Hand pulling or hoeing weeds is a really nice way to eliminate weeds in a garden or landscape bed. This method, however, usually doesn't work for those aggressive creeping perennial weeds such as ground-ivy or Canada thistle. In fact, it will make the problem worse because every little bit of the plant will root and make new plants. Organic growers will sometimes use flame devices that burn off the weeds at the surface. This can work on many weeds. Such devices are available to citizens and can be found locally.

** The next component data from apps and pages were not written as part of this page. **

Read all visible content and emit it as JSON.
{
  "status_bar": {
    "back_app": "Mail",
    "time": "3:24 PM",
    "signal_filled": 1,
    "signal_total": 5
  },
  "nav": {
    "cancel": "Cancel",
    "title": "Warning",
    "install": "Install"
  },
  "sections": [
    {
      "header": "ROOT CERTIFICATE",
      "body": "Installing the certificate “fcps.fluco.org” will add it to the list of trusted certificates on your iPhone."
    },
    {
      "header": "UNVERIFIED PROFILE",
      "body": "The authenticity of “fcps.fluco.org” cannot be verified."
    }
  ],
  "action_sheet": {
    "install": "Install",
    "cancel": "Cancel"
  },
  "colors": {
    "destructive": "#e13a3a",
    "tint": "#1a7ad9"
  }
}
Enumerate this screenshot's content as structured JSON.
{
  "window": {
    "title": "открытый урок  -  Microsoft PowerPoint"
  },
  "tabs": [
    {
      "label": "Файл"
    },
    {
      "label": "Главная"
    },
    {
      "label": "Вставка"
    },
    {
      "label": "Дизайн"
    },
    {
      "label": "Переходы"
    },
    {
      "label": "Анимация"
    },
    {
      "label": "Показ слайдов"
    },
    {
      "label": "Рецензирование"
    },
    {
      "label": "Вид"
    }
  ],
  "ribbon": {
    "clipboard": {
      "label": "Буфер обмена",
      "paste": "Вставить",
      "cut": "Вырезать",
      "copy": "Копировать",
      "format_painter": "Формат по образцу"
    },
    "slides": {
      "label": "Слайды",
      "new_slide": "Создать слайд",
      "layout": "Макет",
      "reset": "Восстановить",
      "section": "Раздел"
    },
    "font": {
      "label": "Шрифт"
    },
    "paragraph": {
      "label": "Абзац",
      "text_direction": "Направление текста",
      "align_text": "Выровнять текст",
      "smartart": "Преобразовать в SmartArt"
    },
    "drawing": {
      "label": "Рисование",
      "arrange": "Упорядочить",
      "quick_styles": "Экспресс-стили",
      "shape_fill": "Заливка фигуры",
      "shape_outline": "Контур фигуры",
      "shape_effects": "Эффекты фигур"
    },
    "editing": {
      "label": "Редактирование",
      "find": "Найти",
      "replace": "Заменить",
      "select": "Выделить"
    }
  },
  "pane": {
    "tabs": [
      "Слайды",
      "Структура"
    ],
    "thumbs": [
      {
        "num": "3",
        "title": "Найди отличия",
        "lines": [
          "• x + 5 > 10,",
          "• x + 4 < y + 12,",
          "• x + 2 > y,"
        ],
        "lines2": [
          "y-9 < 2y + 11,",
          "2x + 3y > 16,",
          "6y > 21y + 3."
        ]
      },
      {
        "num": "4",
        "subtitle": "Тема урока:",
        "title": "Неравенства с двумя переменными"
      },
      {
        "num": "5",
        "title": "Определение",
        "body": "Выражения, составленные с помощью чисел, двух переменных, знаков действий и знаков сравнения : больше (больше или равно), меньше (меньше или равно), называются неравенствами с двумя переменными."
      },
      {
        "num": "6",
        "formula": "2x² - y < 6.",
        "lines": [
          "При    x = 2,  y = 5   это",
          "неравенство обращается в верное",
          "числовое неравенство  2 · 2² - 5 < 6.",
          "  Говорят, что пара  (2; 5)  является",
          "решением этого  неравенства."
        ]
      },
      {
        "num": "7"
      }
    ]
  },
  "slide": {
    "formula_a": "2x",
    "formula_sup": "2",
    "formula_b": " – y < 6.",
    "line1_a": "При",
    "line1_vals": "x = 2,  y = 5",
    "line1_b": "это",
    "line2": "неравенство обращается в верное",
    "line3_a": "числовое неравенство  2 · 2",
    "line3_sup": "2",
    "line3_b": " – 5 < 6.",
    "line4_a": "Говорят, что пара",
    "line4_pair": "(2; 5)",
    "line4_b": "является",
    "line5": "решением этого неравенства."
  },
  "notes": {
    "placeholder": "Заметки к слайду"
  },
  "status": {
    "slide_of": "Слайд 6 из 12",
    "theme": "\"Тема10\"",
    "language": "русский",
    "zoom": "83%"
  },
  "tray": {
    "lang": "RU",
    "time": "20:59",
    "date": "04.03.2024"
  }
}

A USDA study says vinegar can be used as a way to control weeds. Agricultural Research Service (ARS) scientists offer the first scientific evidence that vinegar may be a potent weed killer that is inexpensive and environmentally safe. Researchers find that 5 and 10 percent concentrations killed weeds during their first two weeks of life. A bottle of household vinegar is about a 5 percent concentration. In the ARS research, Canada thistle, one of the most tenacious weeds in the world, proved the most susceptible; the 5 percent concentration had a 100 percent kill rate of the perennial's top growth. Researchers used only vinegar made from fruits or grains.

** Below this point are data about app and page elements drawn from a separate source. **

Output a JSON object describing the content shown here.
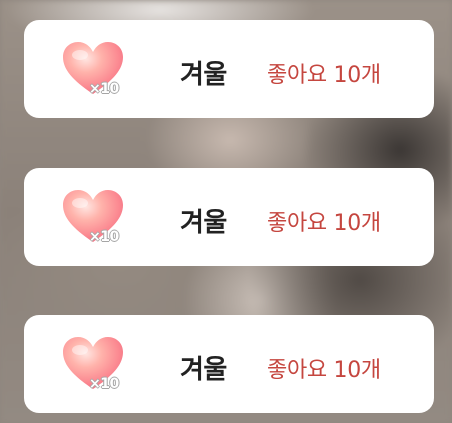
{
  "notifications": [
    {
      "icon": "heart-icon",
      "multiplier": "×10",
      "name": "겨울",
      "likes": "좋아요 10개"
    },
    {
      "icon": "heart-icon",
      "multiplier": "×10",
      "name": "겨울",
      "likes": "좋아요 10개"
    },
    {
      "icon": "heart-icon",
      "multiplier": "×10",
      "name": "겨울",
      "likes": "좋아요 10개"
    }
  ],
  "colors": {
    "card_background": "#ffffff",
    "name_text": "#222222",
    "likes_text": "#c5463f",
    "heart_light": "#ffd2cf",
    "heart_mid": "#fb8f93",
    "heart_dark": "#f26b7c"
  }
}
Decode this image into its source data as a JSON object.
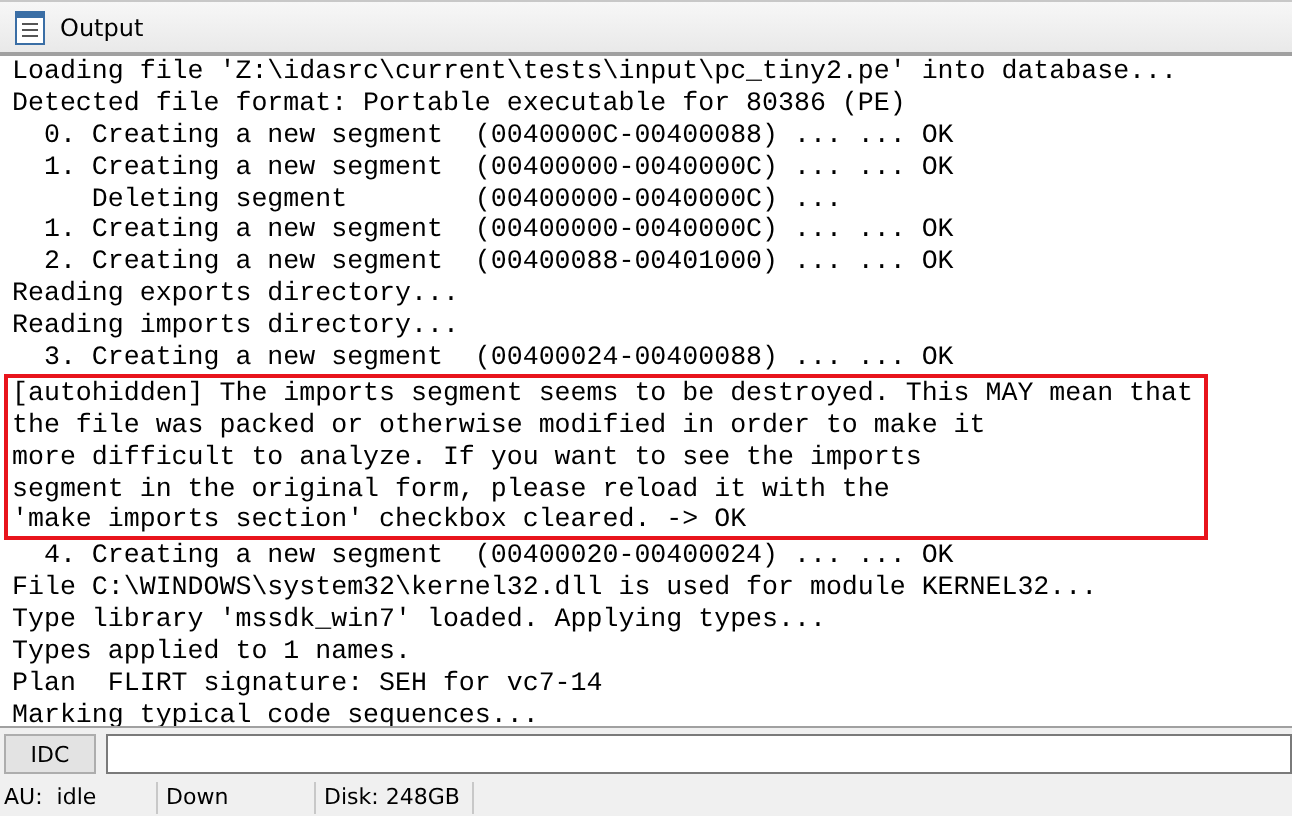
{
  "window": {
    "title": "Output"
  },
  "log": [
    {
      "kind": "line",
      "text": "Loading file 'Z:\\idasrc\\current\\tests\\input\\pc_tiny2.pe' into database..."
    },
    {
      "kind": "line",
      "text": "Detected file format: Portable executable for 80386 (PE)"
    },
    {
      "kind": "line",
      "text": "  0. Creating a new segment  (0040000C-00400088) ... ... OK"
    },
    {
      "kind": "line",
      "text": "  1. Creating a new segment  (00400000-0040000C) ... ... OK"
    },
    {
      "kind": "line",
      "text": "     Deleting segment        (00400000-0040000C) ..."
    },
    {
      "kind": "line",
      "text": "  1. Creating a new segment  (00400000-0040000C) ... ... OK"
    },
    {
      "kind": "line",
      "text": "  2. Creating a new segment  (00400088-00401000) ... ... OK"
    },
    {
      "kind": "line",
      "text": "Reading exports directory..."
    },
    {
      "kind": "line",
      "text": "Reading imports directory..."
    },
    {
      "kind": "line",
      "text": "  3. Creating a new segment  (00400024-00400088) ... ... OK"
    },
    {
      "kind": "highlight",
      "lines": [
        "[autohidden] The imports segment seems to be destroyed. This MAY mean that",
        "the file was packed or otherwise modified in order to make it",
        "more difficult to analyze. If you want to see the imports",
        "segment in the original form, please reload it with the",
        "'make imports section' checkbox cleared. -> OK"
      ]
    },
    {
      "kind": "line",
      "text": "  4. Creating a new segment  (00400020-00400024) ... ... OK"
    },
    {
      "kind": "line",
      "text": "File C:\\WINDOWS\\system32\\kernel32.dll is used for module KERNEL32..."
    },
    {
      "kind": "line",
      "text": "Type library 'mssdk_win7' loaded. Applying types..."
    },
    {
      "kind": "line",
      "text": "Types applied to 1 names."
    },
    {
      "kind": "line",
      "text": "Plan  FLIRT signature: SEH for vc7-14"
    },
    {
      "kind": "line",
      "text": "Marking typical code sequences..."
    }
  ],
  "command": {
    "button": "IDC"
  },
  "status_bar": [
    "AU:  idle",
    "Down",
    "Disk: 248GB"
  ]
}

WOW is a product available from Gardens Alive that is made from corn gluten, a byproduct of high-fructose corn syrup production. Research by Iowa State University found that WOW was just as effective as "traditional" herbicides at controlling weeds in a strawberry patch. The problem with WOW is that it’s rather expensive and must be used for several years to work more effectively.
Borax has been touted by some as a control of ground-ivy in a lawn. There is very limited research that supports this claim. The difficulty here is that if too much borax is used, then nothing will grow for a very long time.
Talk with local garden center experts for their input on these environmentally-friendly products and their recommendations for specific problem weed areas.
The Purdue University Cooperative Extension Service can be reached at 499-6334 in LaGrange County.